Our laundry room is finally complete (minus the flooring!) and I couldn't be happier with how it turned out. It's much more functional than before and I actually ENJOY spending time in there now. If I didn't have two toddlers running around and an ever-growing pregnant belly, this project could've been completed in a weekend and is totally do-able for beginners!
Building the shelves
I started by building the shelves. I wanted space for laundry bins as well as our vacuum and a hanging rod for clothes to dry. I came up with a design and measured it out to fit our space (depending on the space in your own laundry room this can be modified of course). I used 2x4s to first build the base.
Then 3/4" blonde wood for the shelves themselves. I used my Kreg pocket hole jig to drill holes on the outside of the shelves so they won't be visible.
After building the shelves I moved onto the wall treatment. I loved the idea of having beadboard to go along with the beadboard in our adjacent mudroom and also wanted lots of hooks to hang drying clothes. This was my first time installing beadboard and it was surprisingly simple!
I started by eyeing how high I wanted it to go. This is personal preference but I like it close to 2/3 or 3/4 of the way up the wall. I also accounted for the 1x6 that would go on top. I attached it with my nail gun, and one thing to be careful of is to look for pipes since you're in the laundry room! If you're installing it behind the washer/dryer units you may want to attach it to the wall with an all-purpose glue and then use your nail gun a few places where you KNOW there isn't a pipe behind the wall.
I decided to build a platform for our washer/dryer units because in doing that, I would hide all the random outlets that were placed too high and I wouldn't have to either move them or cut the brick around them! My husband and I are both tall, so keep this in mind if you have top loaders- it may make them too high to work well for your family! I used a simple frame made with 2x6s and then added plywood on top. I wrapped our existing baseboards around and was really happy with the result!

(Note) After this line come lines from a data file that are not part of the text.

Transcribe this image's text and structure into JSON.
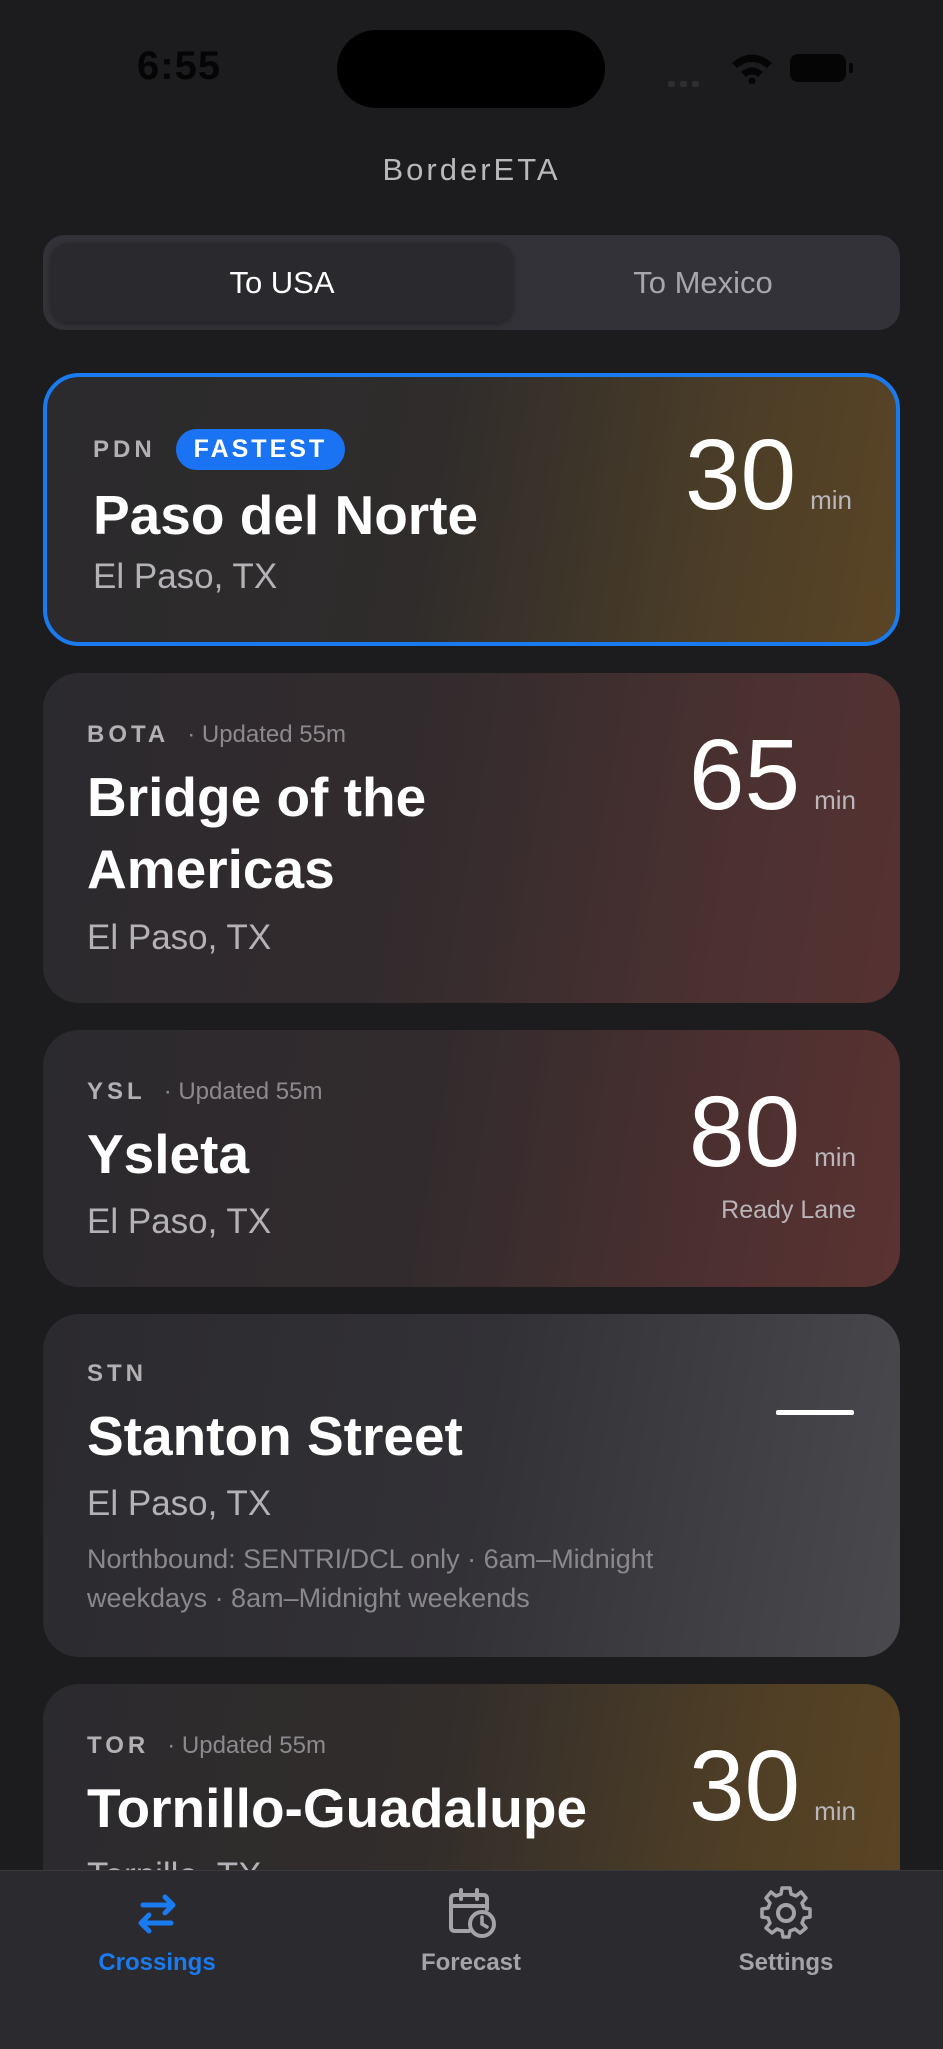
{
  "status_bar": {
    "time": "6:55",
    "icons": [
      "cellular-signal-icon",
      "wifi-icon",
      "battery-icon"
    ]
  },
  "app": {
    "title": "BorderETA"
  },
  "direction": {
    "options": [
      "To USA",
      "To Mexico"
    ],
    "selected": "To USA"
  },
  "colors": {
    "accent": "#1a7bf0",
    "background": "#1c1c1f",
    "card": "#2b2a2e",
    "fast_tint": "#5a4525",
    "slow_tint": "#573131"
  },
  "crossings": [
    {
      "code": "PDN",
      "badge": "FASTEST",
      "name": "Paso del Norte",
      "city": "El Paso, TX",
      "wait": "30",
      "unit": "min",
      "status": "fast",
      "selected": true
    },
    {
      "code": "BOTA",
      "updated": "· Updated 55m",
      "name_line1": "Bridge of the",
      "name_line2": "Americas",
      "city": "El Paso, TX",
      "wait": "65",
      "unit": "min",
      "status": "slow"
    },
    {
      "code": "YSL",
      "updated": "· Updated 55m",
      "name": "Ysleta",
      "city": "El Paso, TX",
      "wait": "80",
      "unit": "min",
      "lane": "Ready Lane",
      "status": "slow"
    },
    {
      "code": "STN",
      "name": "Stanton Street",
      "city": "El Paso, TX",
      "note_line1": "Northbound: SENTRI/DCL only · 6am–Midnight",
      "note_line2": "weekdays · 8am–Midnight weekends",
      "wait_display": "—",
      "status": "unavailable"
    },
    {
      "code": "TOR",
      "updated": "· Updated 55m",
      "name": "Tornillo-Guadalupe",
      "city": "Tornillo, TX",
      "wait": "30",
      "unit": "min",
      "status": "fast"
    }
  ],
  "tabbar": {
    "tabs": [
      {
        "label": "Crossings",
        "icon": "arrows-swap-icon",
        "active": true
      },
      {
        "label": "Forecast",
        "icon": "calendar-clock-icon",
        "active": false
      },
      {
        "label": "Settings",
        "icon": "gear-icon",
        "active": false
      }
    ]
  }
}
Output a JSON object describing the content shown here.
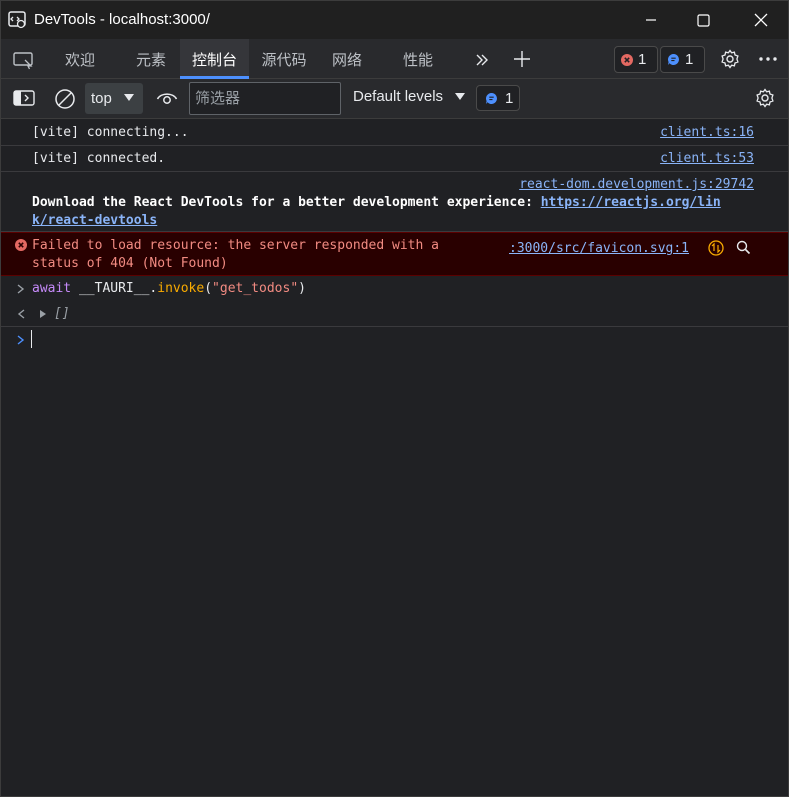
{
  "window": {
    "title": "DevTools - localhost:3000/"
  },
  "tabs": [
    {
      "label": "欢迎",
      "active": false
    },
    {
      "label": "元素",
      "active": false
    },
    {
      "label": "控制台",
      "active": true
    },
    {
      "label": "源代码",
      "active": false
    },
    {
      "label": "网络",
      "active": false
    },
    {
      "label": "性能",
      "active": false
    }
  ],
  "tabbar": {
    "error_count": "1",
    "info_count": "1"
  },
  "toolbar": {
    "context": "top",
    "filter_placeholder": "筛选器",
    "levels_label": "Default levels",
    "issues_count": "1"
  },
  "console": {
    "messages": [
      {
        "text": "[vite] connecting...",
        "source": "client.ts:16"
      },
      {
        "text": "[vite] connected.",
        "source": "client.ts:53"
      },
      {
        "source": "react-dom.development.js:29742",
        "text_bold": "Download the React DevTools for a better development experience: ",
        "link_part1": "https://reactjs.org/lin",
        "link_part2": "k/react-devtools"
      },
      {
        "level": "error",
        "line1": "Failed to load resource: the server responded with a",
        "line2": "status of 404 (Not Found)",
        "source": ":3000/src/favicon.svg:1"
      }
    ],
    "input": {
      "await": "await",
      "obj": "__TAURI__",
      "dot": ".",
      "method": "invoke",
      "paren_open": "(",
      "arg": "\"get_todos\"",
      "paren_close": ")"
    },
    "result": "[]"
  },
  "colors": {
    "accent": "#4d90fe",
    "error_bg": "#290000",
    "error_text": "#f28b82",
    "link": "#8ab4f8"
  }
}
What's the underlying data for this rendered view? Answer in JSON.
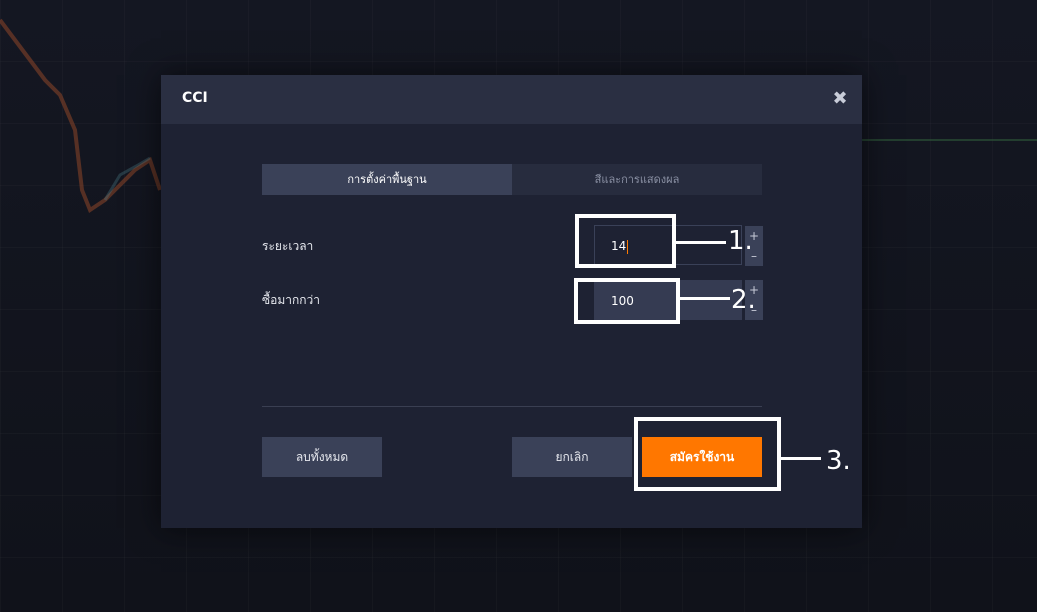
{
  "dialog": {
    "title": "CCI",
    "close_symbol": "✖"
  },
  "tabs": [
    {
      "label": "การตั้งค่าพื้นฐาน",
      "active": true
    },
    {
      "label": "สีและการแสดงผล",
      "active": false
    }
  ],
  "fields": {
    "period": {
      "label": "ระยะเวลา",
      "value": "14"
    },
    "overbought": {
      "label": "ซื้อมากกว่า",
      "value": "100"
    }
  },
  "stepper": {
    "plus": "+",
    "minus": "–"
  },
  "buttons": {
    "reset": "ลบทั้งหมด",
    "cancel": "ยกเลิก",
    "apply": "สมัครใช้งาน"
  },
  "annotations": {
    "step1": "1.",
    "step2": "2.",
    "step3": "3."
  },
  "colors": {
    "accent": "#ff7700",
    "highlight": "#ffffff"
  }
}
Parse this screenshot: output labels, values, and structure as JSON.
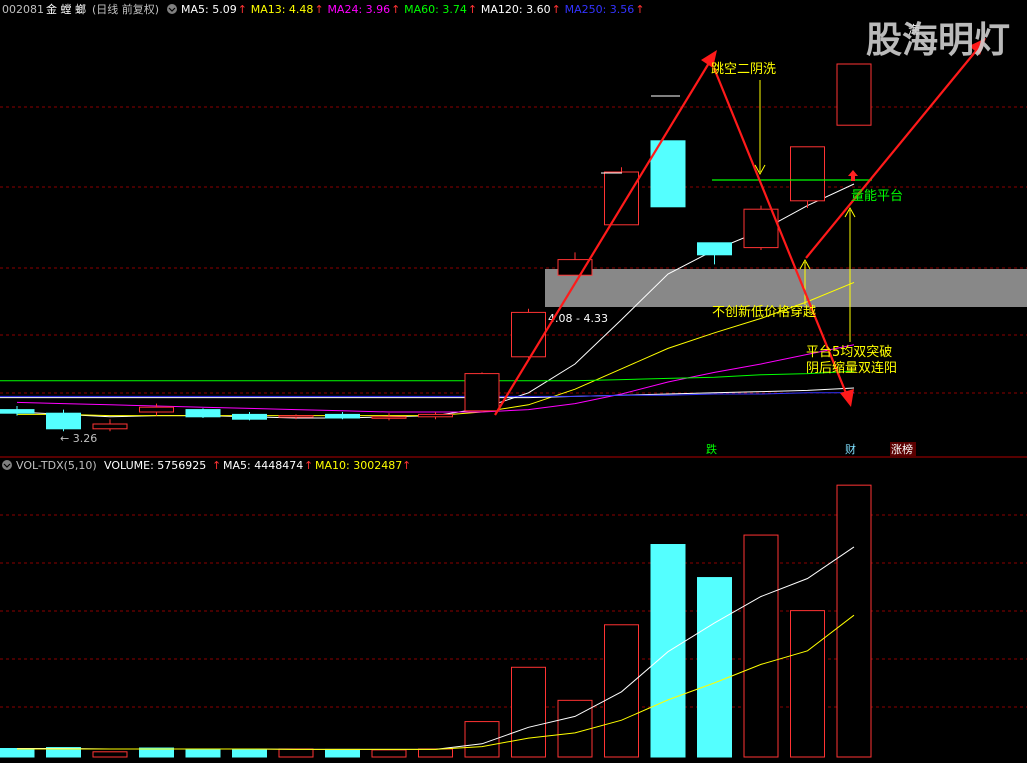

I've been dying to add brick in our home and lime wash it for so long and thought the laundry room would be a great, safe place to start! I bought a TON of brick tiles a few months ago when I found them on clearance and decided to use some for the wall behind the sink/washer/dryer.
Why use a limewash versus just painting the brick white?
With a lime wash the product is absorbed by the bricks, it's 'thicker' and gives a nice, soft, "fluffy" look! Paint just sits on the surface of the brick and can chip over time. I often get asked if you can lime wash exterior brick and the answer is yes! You even have about 5 days before it's cured so if you don't like it you can remove it within that time, but it's a great option for exterior brick!
I first removed the existing tile- it was much simpler than I thought and all I needed was a hammer and chisel. You want to be careful not to damage the wall too much, even though you'll be covering it back up again. I also removed all the caulk and lightly sanded it down so it was smooth.
Next I attached the brick, starting at the bottom, with all-purpose adhesive. I let the bricks dry as I moved up the wall and didn't do it all at once to make sure the bricks on the bottom were secure enough to support the bricks above it. For the bricks that needed to be cut vertically, I just used a brick chisel and hammered down which was simple and easy! Once I got to the top I needed to cut a few bricks lengthwise, and opted to buy a tile saw. It was under $100 and because I would eventually need one for the flooring job I plan on doing, I figured it was worth it to buy. And it DEFINITELY was. It was quick and easy and made a perfect cut!
Painting the cabinets
Lastly, I painted the cabinets. I honestly did this the quickest way I could, and if you're painting your kitchen cabinets I would recommend doing a little more prep work and using a paint sprayer for the smoothest application possible. I used the same paint in 'Perfect Greige' and just applied with a brush, sanding with a 220 grit sanding sponge in between coats (but NOT after the final coat!). This is my favorite paint for cabinets/trim but you need to give it at least 48-72 hours to cure.
And that's the laundry room for now! I still plan on replacing the existing flooring with the brick I bought, but will wait until after my pregnancy and newborn stages are over!